## TASK STATEMENT
Lines holding the string "Aspect": copy each one from the listing below.

[Start of section]

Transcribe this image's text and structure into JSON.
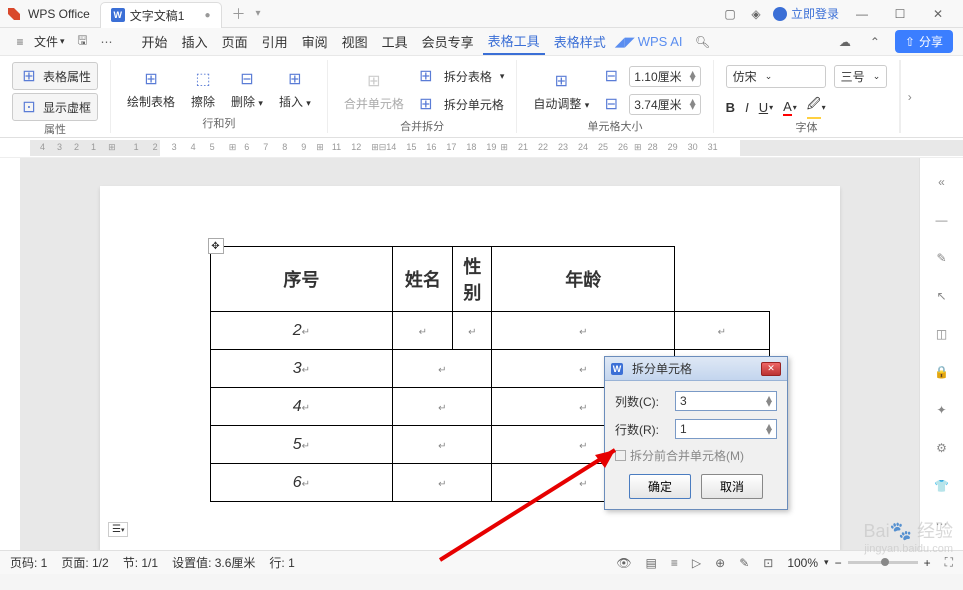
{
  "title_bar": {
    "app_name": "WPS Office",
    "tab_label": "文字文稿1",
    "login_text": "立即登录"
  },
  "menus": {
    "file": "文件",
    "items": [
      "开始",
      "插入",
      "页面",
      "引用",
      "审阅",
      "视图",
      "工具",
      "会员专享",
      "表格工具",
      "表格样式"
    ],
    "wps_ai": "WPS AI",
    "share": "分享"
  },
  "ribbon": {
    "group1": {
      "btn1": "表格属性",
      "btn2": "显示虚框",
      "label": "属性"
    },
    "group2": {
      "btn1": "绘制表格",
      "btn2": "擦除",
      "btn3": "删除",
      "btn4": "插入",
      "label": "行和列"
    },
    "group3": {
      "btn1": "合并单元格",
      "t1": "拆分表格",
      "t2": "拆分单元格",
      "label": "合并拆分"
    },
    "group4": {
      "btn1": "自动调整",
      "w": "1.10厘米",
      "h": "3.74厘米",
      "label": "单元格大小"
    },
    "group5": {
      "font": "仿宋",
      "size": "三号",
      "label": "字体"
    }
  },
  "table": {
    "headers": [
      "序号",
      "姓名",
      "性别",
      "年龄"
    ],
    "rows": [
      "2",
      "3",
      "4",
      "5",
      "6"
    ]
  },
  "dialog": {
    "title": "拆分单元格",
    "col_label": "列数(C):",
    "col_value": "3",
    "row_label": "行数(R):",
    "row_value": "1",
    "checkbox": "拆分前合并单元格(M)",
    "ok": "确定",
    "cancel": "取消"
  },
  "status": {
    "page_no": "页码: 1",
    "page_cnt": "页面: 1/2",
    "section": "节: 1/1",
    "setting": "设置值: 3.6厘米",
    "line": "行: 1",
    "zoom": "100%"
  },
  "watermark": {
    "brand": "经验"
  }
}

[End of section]
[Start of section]

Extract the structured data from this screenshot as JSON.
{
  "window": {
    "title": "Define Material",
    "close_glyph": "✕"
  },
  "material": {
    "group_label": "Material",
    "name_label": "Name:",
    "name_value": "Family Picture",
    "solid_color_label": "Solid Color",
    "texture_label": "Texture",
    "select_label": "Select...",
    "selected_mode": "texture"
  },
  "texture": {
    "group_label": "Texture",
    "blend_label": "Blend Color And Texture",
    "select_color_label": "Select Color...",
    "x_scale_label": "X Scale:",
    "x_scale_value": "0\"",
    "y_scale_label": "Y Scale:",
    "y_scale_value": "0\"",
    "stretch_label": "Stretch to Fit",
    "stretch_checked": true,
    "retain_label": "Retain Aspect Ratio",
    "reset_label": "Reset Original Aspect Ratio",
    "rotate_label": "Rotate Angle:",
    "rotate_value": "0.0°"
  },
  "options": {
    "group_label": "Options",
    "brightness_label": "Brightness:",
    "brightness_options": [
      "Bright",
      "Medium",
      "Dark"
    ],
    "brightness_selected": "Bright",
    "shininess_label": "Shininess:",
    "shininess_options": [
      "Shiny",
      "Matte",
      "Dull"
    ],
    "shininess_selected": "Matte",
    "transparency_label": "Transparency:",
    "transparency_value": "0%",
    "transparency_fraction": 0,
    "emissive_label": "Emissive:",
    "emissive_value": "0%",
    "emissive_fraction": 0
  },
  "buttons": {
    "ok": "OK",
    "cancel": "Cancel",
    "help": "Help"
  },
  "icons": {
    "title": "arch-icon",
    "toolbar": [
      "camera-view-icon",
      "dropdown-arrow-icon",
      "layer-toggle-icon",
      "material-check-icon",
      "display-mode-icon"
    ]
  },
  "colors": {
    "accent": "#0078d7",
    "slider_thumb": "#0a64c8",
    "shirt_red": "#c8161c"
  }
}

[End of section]

## TASK RESULT
    "retain_label": "Retain Aspect Ratio",
    "reset_label": "Reset Original Aspect Ratio",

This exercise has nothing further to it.